■ Task
Among the lines of the records, find all that carry the word "current" and copy them.

━━━━━━

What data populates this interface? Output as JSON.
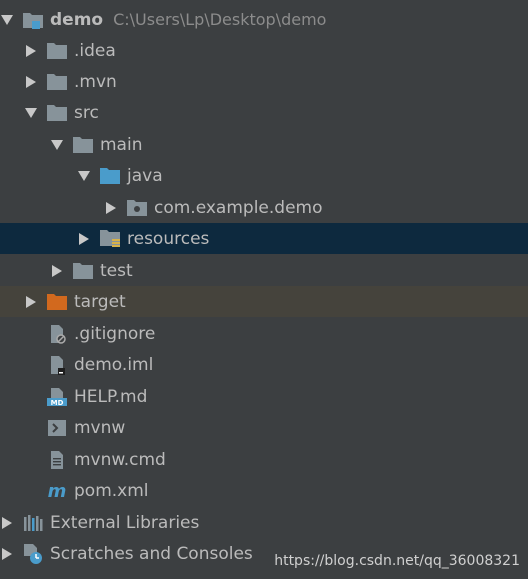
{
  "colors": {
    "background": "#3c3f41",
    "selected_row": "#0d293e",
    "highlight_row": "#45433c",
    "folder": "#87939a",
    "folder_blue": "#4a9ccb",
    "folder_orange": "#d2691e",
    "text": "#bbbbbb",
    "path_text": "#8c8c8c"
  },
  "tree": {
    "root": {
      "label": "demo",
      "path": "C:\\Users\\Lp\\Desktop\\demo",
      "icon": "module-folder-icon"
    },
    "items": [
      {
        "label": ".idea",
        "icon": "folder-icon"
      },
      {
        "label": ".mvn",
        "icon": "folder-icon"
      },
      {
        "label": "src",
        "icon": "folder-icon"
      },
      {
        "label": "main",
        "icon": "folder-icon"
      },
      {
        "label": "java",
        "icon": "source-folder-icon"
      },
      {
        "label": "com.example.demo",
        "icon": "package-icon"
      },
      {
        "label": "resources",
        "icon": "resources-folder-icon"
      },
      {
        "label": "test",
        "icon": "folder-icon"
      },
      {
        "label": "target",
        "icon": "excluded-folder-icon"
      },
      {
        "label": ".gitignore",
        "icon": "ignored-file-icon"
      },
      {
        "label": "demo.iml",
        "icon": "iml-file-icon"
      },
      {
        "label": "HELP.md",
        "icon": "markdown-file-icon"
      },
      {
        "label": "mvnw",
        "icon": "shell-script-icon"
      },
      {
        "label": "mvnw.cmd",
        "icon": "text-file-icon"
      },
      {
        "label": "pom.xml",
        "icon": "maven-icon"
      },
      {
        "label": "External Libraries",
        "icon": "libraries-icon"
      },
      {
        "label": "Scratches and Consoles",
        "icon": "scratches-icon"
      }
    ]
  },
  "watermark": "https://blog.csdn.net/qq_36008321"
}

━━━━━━

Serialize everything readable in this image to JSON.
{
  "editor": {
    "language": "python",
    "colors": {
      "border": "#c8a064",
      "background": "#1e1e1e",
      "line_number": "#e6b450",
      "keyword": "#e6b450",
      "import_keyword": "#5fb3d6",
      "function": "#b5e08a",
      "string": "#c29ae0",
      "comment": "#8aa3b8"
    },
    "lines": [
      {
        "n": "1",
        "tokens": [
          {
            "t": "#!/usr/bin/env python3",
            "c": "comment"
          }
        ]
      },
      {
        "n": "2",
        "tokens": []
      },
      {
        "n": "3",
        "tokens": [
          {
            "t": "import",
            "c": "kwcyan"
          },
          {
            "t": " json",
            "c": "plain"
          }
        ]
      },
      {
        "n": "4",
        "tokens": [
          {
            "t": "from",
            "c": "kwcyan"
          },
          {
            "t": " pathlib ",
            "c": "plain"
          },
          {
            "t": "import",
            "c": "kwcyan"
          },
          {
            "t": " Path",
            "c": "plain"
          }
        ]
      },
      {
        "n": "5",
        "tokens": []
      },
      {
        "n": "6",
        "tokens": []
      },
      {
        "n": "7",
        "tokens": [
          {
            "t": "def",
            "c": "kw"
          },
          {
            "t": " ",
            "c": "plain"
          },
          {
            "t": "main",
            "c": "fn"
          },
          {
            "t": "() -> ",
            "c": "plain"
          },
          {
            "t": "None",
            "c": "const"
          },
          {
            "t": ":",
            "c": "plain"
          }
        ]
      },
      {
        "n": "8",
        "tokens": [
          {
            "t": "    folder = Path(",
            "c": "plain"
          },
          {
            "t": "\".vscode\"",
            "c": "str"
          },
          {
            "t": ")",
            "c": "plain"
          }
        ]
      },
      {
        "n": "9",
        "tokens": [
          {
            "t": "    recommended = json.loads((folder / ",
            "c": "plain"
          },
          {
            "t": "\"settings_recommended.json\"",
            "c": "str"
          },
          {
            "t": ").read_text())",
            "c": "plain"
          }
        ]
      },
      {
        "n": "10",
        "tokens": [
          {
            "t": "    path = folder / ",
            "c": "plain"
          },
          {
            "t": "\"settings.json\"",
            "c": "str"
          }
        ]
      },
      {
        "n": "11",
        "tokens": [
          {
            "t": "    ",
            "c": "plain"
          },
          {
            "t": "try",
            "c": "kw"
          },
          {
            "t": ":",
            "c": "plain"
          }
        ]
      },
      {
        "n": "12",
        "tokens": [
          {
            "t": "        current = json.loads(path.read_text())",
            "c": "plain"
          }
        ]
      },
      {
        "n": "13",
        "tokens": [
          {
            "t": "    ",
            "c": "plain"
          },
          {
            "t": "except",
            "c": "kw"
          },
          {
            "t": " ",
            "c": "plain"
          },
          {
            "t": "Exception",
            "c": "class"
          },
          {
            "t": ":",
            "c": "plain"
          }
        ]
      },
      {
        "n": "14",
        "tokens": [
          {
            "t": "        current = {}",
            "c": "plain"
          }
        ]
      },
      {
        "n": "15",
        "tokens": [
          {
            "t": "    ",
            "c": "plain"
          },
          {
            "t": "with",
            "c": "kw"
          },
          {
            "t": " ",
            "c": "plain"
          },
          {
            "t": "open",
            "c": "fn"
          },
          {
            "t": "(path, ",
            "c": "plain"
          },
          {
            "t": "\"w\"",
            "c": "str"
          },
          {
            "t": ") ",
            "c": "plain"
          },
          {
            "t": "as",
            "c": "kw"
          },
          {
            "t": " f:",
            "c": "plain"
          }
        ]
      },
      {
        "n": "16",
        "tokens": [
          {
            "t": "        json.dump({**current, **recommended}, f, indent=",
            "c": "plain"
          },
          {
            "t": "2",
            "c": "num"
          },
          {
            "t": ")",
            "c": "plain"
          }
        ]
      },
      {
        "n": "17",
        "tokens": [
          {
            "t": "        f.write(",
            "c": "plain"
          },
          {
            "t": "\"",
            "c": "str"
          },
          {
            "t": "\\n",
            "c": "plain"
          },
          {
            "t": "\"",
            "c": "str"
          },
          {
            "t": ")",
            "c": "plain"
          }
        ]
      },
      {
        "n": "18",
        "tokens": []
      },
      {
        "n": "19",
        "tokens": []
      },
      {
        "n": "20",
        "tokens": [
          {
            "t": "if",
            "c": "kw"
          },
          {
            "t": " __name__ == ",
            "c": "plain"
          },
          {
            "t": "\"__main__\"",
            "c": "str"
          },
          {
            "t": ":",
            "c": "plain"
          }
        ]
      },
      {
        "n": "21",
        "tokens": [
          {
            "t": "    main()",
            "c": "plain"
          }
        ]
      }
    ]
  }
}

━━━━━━

■ Output
            "t": "        current = json.loads(path.read_text())",
            "t": "        current = {}",
            "t": "        json.dump({**current, **recommended}, f, indent=",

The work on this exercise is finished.